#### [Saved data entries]

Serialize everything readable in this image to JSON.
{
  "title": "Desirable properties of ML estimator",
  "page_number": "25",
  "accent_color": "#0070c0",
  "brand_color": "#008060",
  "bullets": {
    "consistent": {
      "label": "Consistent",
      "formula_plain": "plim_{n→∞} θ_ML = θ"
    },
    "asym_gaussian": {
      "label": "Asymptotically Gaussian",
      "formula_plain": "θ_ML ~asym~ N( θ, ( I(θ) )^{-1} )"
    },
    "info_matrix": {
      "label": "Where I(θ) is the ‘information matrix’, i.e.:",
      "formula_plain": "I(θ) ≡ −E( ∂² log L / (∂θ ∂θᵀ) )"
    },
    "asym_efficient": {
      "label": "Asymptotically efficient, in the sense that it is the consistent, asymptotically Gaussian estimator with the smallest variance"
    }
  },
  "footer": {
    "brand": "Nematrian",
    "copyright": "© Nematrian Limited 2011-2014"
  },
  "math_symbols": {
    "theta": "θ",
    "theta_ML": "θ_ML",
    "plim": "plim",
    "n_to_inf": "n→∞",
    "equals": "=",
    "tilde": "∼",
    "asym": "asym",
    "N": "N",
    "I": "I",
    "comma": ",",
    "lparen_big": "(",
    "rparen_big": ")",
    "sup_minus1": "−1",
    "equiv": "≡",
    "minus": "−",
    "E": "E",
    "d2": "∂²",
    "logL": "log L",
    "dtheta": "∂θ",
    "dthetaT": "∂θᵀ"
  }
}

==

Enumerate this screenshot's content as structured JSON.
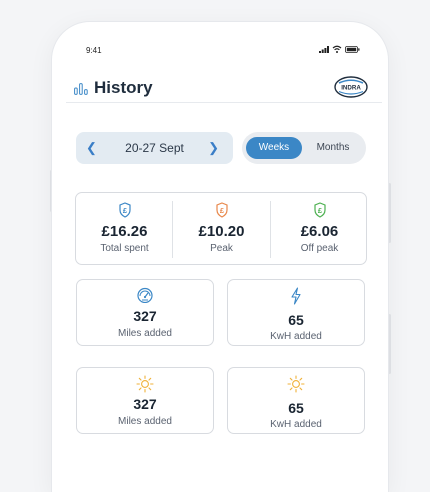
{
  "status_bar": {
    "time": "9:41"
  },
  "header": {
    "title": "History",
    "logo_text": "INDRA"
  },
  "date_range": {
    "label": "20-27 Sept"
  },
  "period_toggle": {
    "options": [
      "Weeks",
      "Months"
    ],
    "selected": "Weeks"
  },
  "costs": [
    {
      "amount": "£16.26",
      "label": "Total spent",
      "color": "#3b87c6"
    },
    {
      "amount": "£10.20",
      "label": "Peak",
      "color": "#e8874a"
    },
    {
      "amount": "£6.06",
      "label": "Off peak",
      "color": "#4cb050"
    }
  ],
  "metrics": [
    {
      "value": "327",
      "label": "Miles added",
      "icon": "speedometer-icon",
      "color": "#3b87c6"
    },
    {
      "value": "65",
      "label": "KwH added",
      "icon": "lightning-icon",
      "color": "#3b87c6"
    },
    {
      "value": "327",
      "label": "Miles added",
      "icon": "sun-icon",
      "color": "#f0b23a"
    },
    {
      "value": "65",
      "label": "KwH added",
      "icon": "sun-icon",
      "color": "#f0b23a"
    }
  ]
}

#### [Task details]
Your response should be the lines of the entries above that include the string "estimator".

#### [Answer to the exercise]
  "title": "Desirable properties of ML estimator",
      "label": "Asymptotically efficient, in the sense that it is the consistent, asymptotically Gaussian estimator with the smallest variance"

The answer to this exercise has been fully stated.